Isn’t this reason enough for non-AQs to celebrate the BCS’s dissolution? TCU and Utah have solved their problems by making the leap to AQ status anyway, but Boise — and Cincy, and UCF, and San Diego State, and Nevada, and Houston — has gone from starting every season knowing that the greatest prize it can reasonably win is a league or bowl championship* to knowing that with the right breaks, it could win a national championship. These teams now matter in a way they never have before.
This is a step back? This is running in place?
Andrea Adelson, however, is a good deal gloomier about their prospects under the new arrangements.
But I still think access could potentially be a big issue. The past two years, the Big East champion finished: unranked (UConn, 2010) and No. 23 (West Virginia, 2011) in the final BCS standings. Under current rules, both teams earned automatic spots into BCS games. Under the future system, neither one of those teams would have been invited to the elite bowl games.
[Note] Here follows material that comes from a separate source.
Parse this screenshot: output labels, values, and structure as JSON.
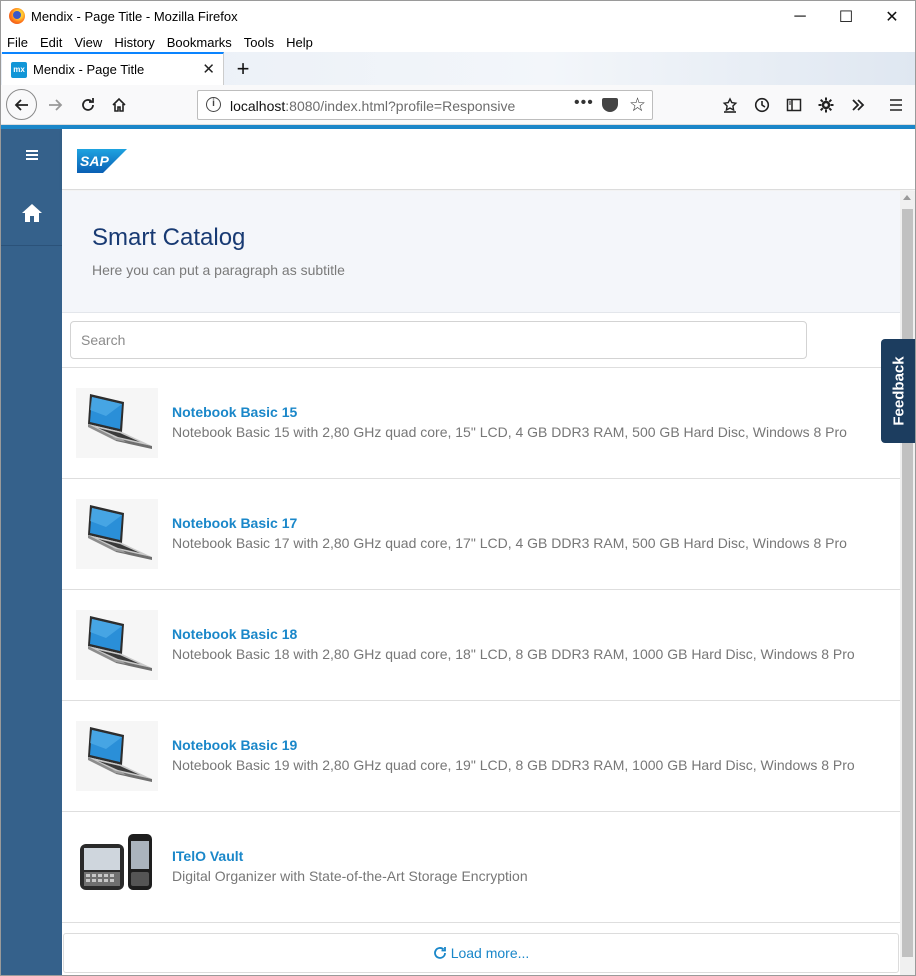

Why? Because the Big East does not have an automatic tie-in into one of those games for its champion.
Let’s face it, for all intents and purposes, the Big East is now little more than a glorified mid-major conference. For its schools, life in the postseason just got tougher. You don’t need me to tell you which schools don’t have the same problems.
I do think Jerry has it right with regard to the playoff in one aspect – doubling the number of teams that make up the field playing for a national title is a serious increase in access. But I also think his optimism about overall mid-major access may very well turn out to be misplaced for one significant reason, which is that nobody knows how the selection process is going to turn out.
That’s the big problem I have with all these “here’s how the last ten postseasons would have looked under the new deal” pieces that popped up seemingly everywhere over the last couple of weeks. It’s an apples-to-oranges exercise, because the way schools were selected then and the way they’ll be selected beginning in 2014 are different. Going forward, you’ve got conferences dictating tie-ins to lucrative bowl games and you’ve got a selection committee that will be calling the shots on which schools make it into the playoff.
Nobody knows for sure how that committee is going to operate. But I think it’s foolish to assume that it’s going to make its decisions completely outside the commercial framework that the powerhouse conferences have been busy constructing over the past few months. I’m sure they’ll be subtle about it, at least until things come to a head and a certain part of the have-nots find themselves officially lopped off from D-1’s football riches, but all the same, I expect there will be a certain amount of game-rigging going on. Jim Delany hasn’t gone to all this trouble simply to make sure that four or five mid-major schools can crack the big money games.
UPDATE: Year2 adds some thoughts on the matter of access here.